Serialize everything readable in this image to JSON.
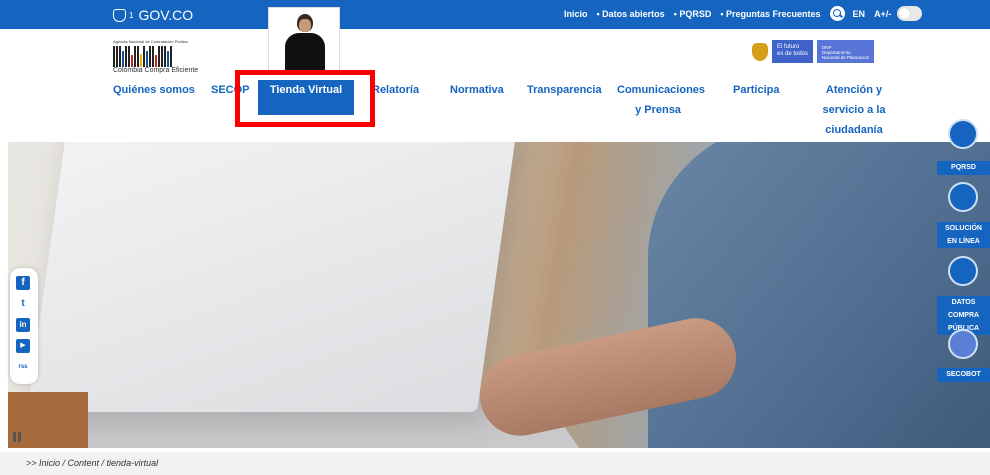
{
  "gov": {
    "logo_text": "GOV.CO",
    "logo_sup": "1"
  },
  "topnav": {
    "items": [
      "Inicio",
      "• Datos abiertos",
      "• PQRSD",
      "• Preguntas Frecuentes"
    ],
    "lang": "EN",
    "font_size": "A+/-",
    "search_icon": "search-icon",
    "contrast_toggle": "toggle"
  },
  "logo": {
    "small": "Agencia Nacional de Contratación Pública",
    "name": "Colombia Compra Eficiente"
  },
  "futuro": {
    "line1": "El futuro",
    "line2": "es de todos",
    "dnp1": "DNP",
    "dnp2": "Departamento",
    "dnp3": "Nacional de Planeación"
  },
  "mainnav": {
    "quienes": "Quiénes somos",
    "secop": "SECOP",
    "tienda": "Tienda Virtual",
    "relatoria": "Relatoría",
    "normativa": "Normativa",
    "transparencia": "Transparencia",
    "comunicaciones1": "Comunicaciones",
    "comunicaciones2": "y Prensa",
    "participa": "Participa",
    "atencion1": "Atención y",
    "atencion2": "servicio a la",
    "atencion3": "ciudadanía"
  },
  "side": {
    "pqrsd": "PQRSD",
    "solucion1": "SOLUCIÓN",
    "solucion2": "EN LÍNEA",
    "datos1": "DATOS COMPRA",
    "datos2": "PÚBLICA",
    "secobot": "SECOBOT"
  },
  "social": [
    "f",
    "t",
    "in",
    "▶",
    "rss"
  ],
  "breadcrumb": ">> Inicio / Content / tienda-virtual",
  "colors": {
    "primary": "#1565c0",
    "highlight": "#ff0000"
  }
}
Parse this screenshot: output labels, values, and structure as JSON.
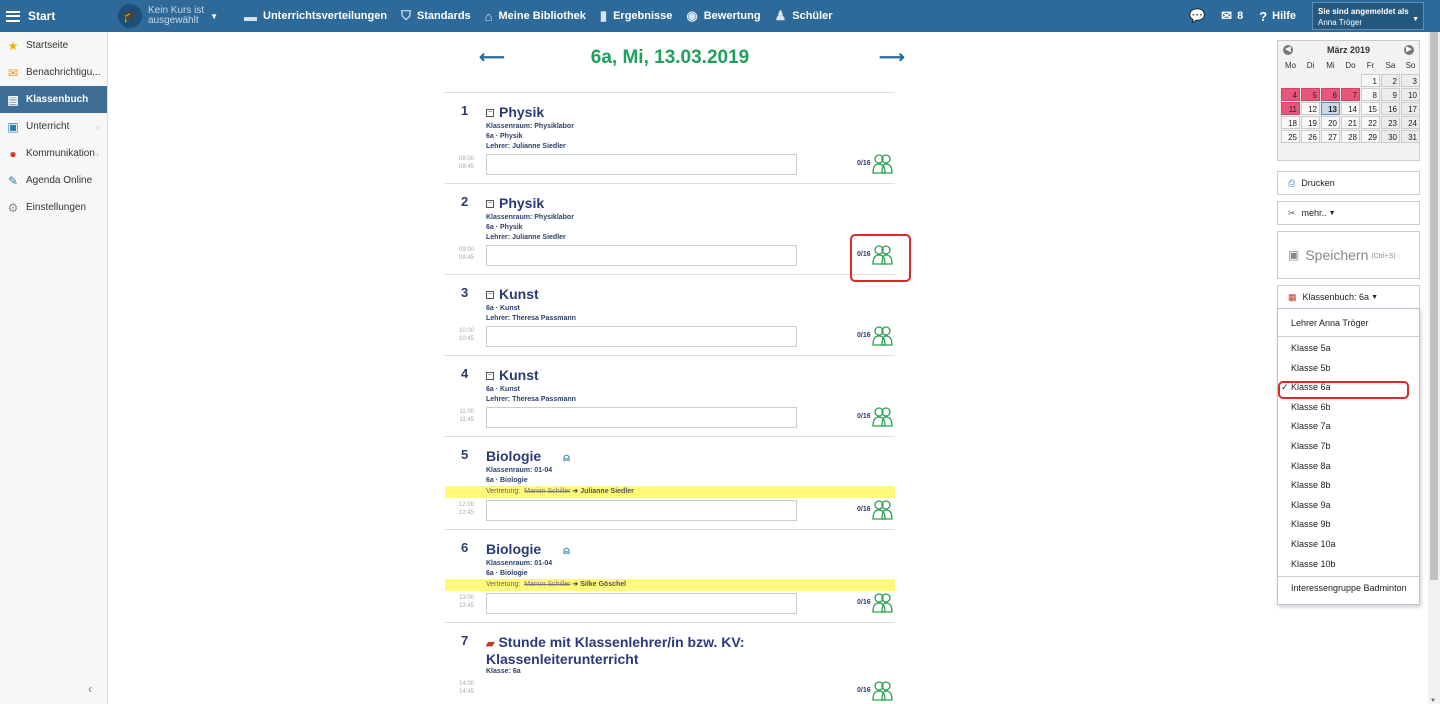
{
  "topbar": {
    "start": "Start",
    "course_line1": "Kein Kurs ist",
    "course_line2": "ausgewählt",
    "nav": [
      {
        "label": "Unterrichtsverteilungen",
        "icon": "schedule-icon"
      },
      {
        "label": "Standards",
        "icon": "shield-icon"
      },
      {
        "label": "Meine Bibliothek",
        "icon": "library-icon"
      },
      {
        "label": "Ergebnisse",
        "icon": "bar-chart-icon"
      },
      {
        "label": "Bewertung",
        "icon": "rating-icon"
      },
      {
        "label": "Schüler",
        "icon": "students-icon"
      }
    ],
    "mail_count": "8",
    "help": "Hilfe",
    "user_caption": "Sie sind angemeldet als",
    "user_name": "Anna Tröger"
  },
  "sidebar": {
    "items": [
      {
        "label": "Startseite",
        "icon": "star-icon"
      },
      {
        "label": "Benachrichtigu...",
        "icon": "envelope-icon"
      },
      {
        "label": "Klassenbuch",
        "icon": "book-icon"
      },
      {
        "label": "Unterricht",
        "icon": "classroom-icon"
      },
      {
        "label": "Kommunikation",
        "icon": "chat-icon"
      },
      {
        "label": "Agenda Online",
        "icon": "pen-icon"
      },
      {
        "label": "Einstellungen",
        "icon": "gear-icon"
      }
    ]
  },
  "main": {
    "date_title": "6a, Mi, 13.03.2019",
    "lessons": [
      {
        "num": "1",
        "title": "Physik",
        "lines": [
          {
            "k": "Klassenraum:",
            "v": "Physiklabor"
          },
          {
            "k": "6a · Physik",
            "v": ""
          },
          {
            "k": "Lehrer:",
            "v": "Julianne Siedler"
          }
        ],
        "start": "08:00",
        "end": "08:45",
        "count": "0/16"
      },
      {
        "num": "2",
        "title": "Physik",
        "lines": [
          {
            "k": "Klassenraum:",
            "v": "Physiklabor"
          },
          {
            "k": "6a · Physik",
            "v": ""
          },
          {
            "k": "Lehrer:",
            "v": "Julianne Siedler"
          }
        ],
        "start": "09:00",
        "end": "09:45",
        "count": "0/16"
      },
      {
        "num": "3",
        "title": "Kunst",
        "lines": [
          {
            "k": "6a · Kunst",
            "v": ""
          },
          {
            "k": "Lehrer:",
            "v": "Theresa Passmann"
          }
        ],
        "start": "10:00",
        "end": "10:45",
        "count": "0/16"
      },
      {
        "num": "4",
        "title": "Kunst",
        "lines": [
          {
            "k": "6a · Kunst",
            "v": ""
          },
          {
            "k": "Lehrer:",
            "v": "Theresa Passmann"
          }
        ],
        "start": "11:00",
        "end": "11:45",
        "count": "0/16"
      },
      {
        "num": "5",
        "title": "Biologie",
        "lines": [
          {
            "k": "Klassenraum:",
            "v": "01-04"
          },
          {
            "k": "6a · Biologie",
            "v": ""
          }
        ],
        "sub": {
          "label": "Vertretung:",
          "old": "Marion Schiller",
          "new": "➔ Julianne Siedler"
        },
        "start": "12:00",
        "end": "12:45",
        "count": "0/16"
      },
      {
        "num": "6",
        "title": "Biologie",
        "lines": [
          {
            "k": "Klassenraum:",
            "v": "01-04"
          },
          {
            "k": "6a · Biologie",
            "v": ""
          }
        ],
        "sub": {
          "label": "Vertretung:",
          "old": "Marion Schiller",
          "new": "➔ Silke Göschel"
        },
        "start": "13:00",
        "end": "13:45",
        "count": "0/16"
      },
      {
        "num": "7",
        "title": "Stunde mit Klassenlehrer/in bzw. KV:",
        "title2": "Klassenleiterunterricht",
        "lines": [
          {
            "k": "Klasse:",
            "v": "6a"
          }
        ],
        "start": "14:00",
        "end": "14:45",
        "count": "0/16"
      }
    ]
  },
  "calendar": {
    "month": "März 2019",
    "dow": [
      "Mo",
      "Di",
      "Mi",
      "Do",
      "Fr",
      "Sa",
      "So"
    ],
    "weeks": [
      [
        "",
        "",
        "",
        "",
        "1",
        "2",
        "3"
      ],
      [
        "4",
        "5",
        "6",
        "7",
        "8",
        "9",
        "10"
      ],
      [
        "11",
        "12",
        "13",
        "14",
        "15",
        "16",
        "17"
      ],
      [
        "18",
        "19",
        "20",
        "21",
        "22",
        "23",
        "24"
      ],
      [
        "25",
        "26",
        "27",
        "28",
        "29",
        "30",
        "31"
      ]
    ],
    "highlighted": [
      "4",
      "5",
      "6",
      "7",
      "11"
    ],
    "today": "13"
  },
  "actions": {
    "print": "Drucken",
    "more": "mehr..",
    "save": "Speichern",
    "save_hint": "(Ctrl+S)",
    "classbook": "Klassenbuch: 6a"
  },
  "dropdown": {
    "teacher": "Lehrer Anna Tröger",
    "classes": [
      "Klasse 5a",
      "Klasse 5b",
      "Klasse 6a",
      "Klasse 6b",
      "Klasse 7a",
      "Klasse 7b",
      "Klasse 8a",
      "Klasse 8b",
      "Klasse 9a",
      "Klasse 9b",
      "Klasse 10a",
      "Klasse 10b"
    ],
    "selected": "Klasse 6a",
    "group": "Interessengruppe Badminton"
  }
}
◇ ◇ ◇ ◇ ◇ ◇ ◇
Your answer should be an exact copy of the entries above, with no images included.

*EXPECTED ANSWER*
Serialize everything readable in this image to JSON.
{
  "gov": {
    "logo_text": "GOV.CO",
    "logo_sup": "1"
  },
  "topnav": {
    "items": [
      "Inicio",
      "• Datos abiertos",
      "• PQRSD",
      "• Preguntas Frecuentes"
    ],
    "lang": "EN",
    "font_size": "A+/-",
    "search_icon": "search-icon",
    "contrast_toggle": "toggle"
  },
  "logo": {
    "small": "Agencia Nacional de Contratación Pública",
    "name": "Colombia Compra Eficiente"
  },
  "futuro": {
    "line1": "El futuro",
    "line2": "es de todos",
    "dnp1": "DNP",
    "dnp2": "Departamento",
    "dnp3": "Nacional de Planeación"
  },
  "mainnav": {
    "quienes": "Quiénes somos",
    "secop": "SECOP",
    "tienda": "Tienda Virtual",
    "relatoria": "Relatoría",
    "normativa": "Normativa",
    "transparencia": "Transparencia",
    "comunicaciones1": "Comunicaciones",
    "comunicaciones2": "y Prensa",
    "participa": "Participa",
    "atencion1": "Atención y",
    "atencion2": "servicio a la",
    "atencion3": "ciudadanía"
  },
  "side": {
    "pqrsd": "PQRSD",
    "solucion1": "SOLUCIÓN",
    "solucion2": "EN LÍNEA",
    "datos1": "DATOS COMPRA",
    "datos2": "PÚBLICA",
    "secobot": "SECOBOT"
  },
  "social": [
    "f",
    "t",
    "in",
    "▶",
    "rss"
  ],
  "breadcrumb": ">> Inicio / Content / tienda-virtual",
  "colors": {
    "primary": "#1565c0",
    "highlight": "#ff0000"
  }
}
Parse this screenshot: output labels, values, and structure as JSON.
{
  "topbar": {
    "start": "Start",
    "course_line1": "Kein Kurs ist",
    "course_line2": "ausgewählt",
    "nav": [
      {
        "label": "Unterrichtsverteilungen",
        "icon": "schedule-icon"
      },
      {
        "label": "Standards",
        "icon": "shield-icon"
      },
      {
        "label": "Meine Bibliothek",
        "icon": "library-icon"
      },
      {
        "label": "Ergebnisse",
        "icon": "bar-chart-icon"
      },
      {
        "label": "Bewertung",
        "icon": "rating-icon"
      },
      {
        "label": "Schüler",
        "icon": "students-icon"
      }
    ],
    "mail_count": "8",
    "help": "Hilfe",
    "user_caption": "Sie sind angemeldet als",
    "user_name": "Anna Tröger"
  },
  "sidebar": {
    "items": [
      {
        "label": "Startseite",
        "icon": "star-icon"
      },
      {
        "label": "Benachrichtigu...",
        "icon": "envelope-icon"
      },
      {
        "label": "Klassenbuch",
        "icon": "book-icon"
      },
      {
        "label": "Unterricht",
        "icon": "classroom-icon"
      },
      {
        "label": "Kommunikation",
        "icon": "chat-icon"
      },
      {
        "label": "Agenda Online",
        "icon": "pen-icon"
      },
      {
        "label": "Einstellungen",
        "icon": "gear-icon"
      }
    ]
  },
  "main": {
    "date_title": "6a, Mi, 13.03.2019",
    "lessons": [
      {
        "num": "1",
        "title": "Physik",
        "lines": [
          {
            "k": "Klassenraum:",
            "v": "Physiklabor"
          },
          {
            "k": "6a · Physik",
            "v": ""
          },
          {
            "k": "Lehrer:",
            "v": "Julianne Siedler"
          }
        ],
        "start": "08:00",
        "end": "08:45",
        "count": "0/16"
      },
      {
        "num": "2",
        "title": "Physik",
        "lines": [
          {
            "k": "Klassenraum:",
            "v": "Physiklabor"
          },
          {
            "k": "6a · Physik",
            "v": ""
          },
          {
            "k": "Lehrer:",
            "v": "Julianne Siedler"
          }
        ],
        "start": "09:00",
        "end": "09:45",
        "count": "0/16"
      },
      {
        "num": "3",
        "title": "Kunst",
        "lines": [
          {
            "k": "6a · Kunst",
            "v": ""
          },
          {
            "k": "Lehrer:",
            "v": "Theresa Passmann"
          }
        ],
        "start": "10:00",
        "end": "10:45",
        "count": "0/16"
      },
      {
        "num": "4",
        "title": "Kunst",
        "lines": [
          {
            "k": "6a · Kunst",
            "v": ""
          },
          {
            "k": "Lehrer:",
            "v": "Theresa Passmann"
          }
        ],
        "start": "11:00",
        "end": "11:45",
        "count": "0/16"
      },
      {
        "num": "5",
        "title": "Biologie",
        "lines": [
          {
            "k": "Klassenraum:",
            "v": "01-04"
          },
          {
            "k": "6a · Biologie",
            "v": ""
          }
        ],
        "sub": {
          "label": "Vertretung:",
          "old": "Marion Schiller",
          "new": "➔ Julianne Siedler"
        },
        "start": "12:00",
        "end": "12:45",
        "count": "0/16"
      },
      {
        "num": "6",
        "title": "Biologie",
        "lines": [
          {
            "k": "Klassenraum:",
            "v": "01-04"
          },
          {
            "k": "6a · Biologie",
            "v": ""
          }
        ],
        "sub": {
          "label": "Vertretung:",
          "old": "Marion Schiller",
          "new": "➔ Silke Göschel"
        },
        "start": "13:00",
        "end": "13:45",
        "count": "0/16"
      },
      {
        "num": "7",
        "title": "Stunde mit Klassenlehrer/in bzw. KV:",
        "title2": "Klassenleiterunterricht",
        "lines": [
          {
            "k": "Klasse:",
            "v": "6a"
          }
        ],
        "start": "14:00",
        "end": "14:45",
        "count": "0/16"
      }
    ]
  },
  "calendar": {
    "month": "März 2019",
    "dow": [
      "Mo",
      "Di",
      "Mi",
      "Do",
      "Fr",
      "Sa",
      "So"
    ],
    "weeks": [
      [
        "",
        "",
        "",
        "",
        "1",
        "2",
        "3"
      ],
      [
        "4",
        "5",
        "6",
        "7",
        "8",
        "9",
        "10"
      ],
      [
        "11",
        "12",
        "13",
        "14",
        "15",
        "16",
        "17"
      ],
      [
        "18",
        "19",
        "20",
        "21",
        "22",
        "23",
        "24"
      ],
      [
        "25",
        "26",
        "27",
        "28",
        "29",
        "30",
        "31"
      ]
    ],
    "highlighted": [
      "4",
      "5",
      "6",
      "7",
      "11"
    ],
    "today": "13"
  },
  "actions": {
    "print": "Drucken",
    "more": "mehr..",
    "save": "Speichern",
    "save_hint": "(Ctrl+S)",
    "classbook": "Klassenbuch: 6a"
  },
  "dropdown": {
    "teacher": "Lehrer Anna Tröger",
    "classes": [
      "Klasse 5a",
      "Klasse 5b",
      "Klasse 6a",
      "Klasse 6b",
      "Klasse 7a",
      "Klasse 7b",
      "Klasse 8a",
      "Klasse 8b",
      "Klasse 9a",
      "Klasse 9b",
      "Klasse 10a",
      "Klasse 10b"
    ],
    "selected": "Klasse 6a",
    "group": "Interessengruppe Badminton"
  }
}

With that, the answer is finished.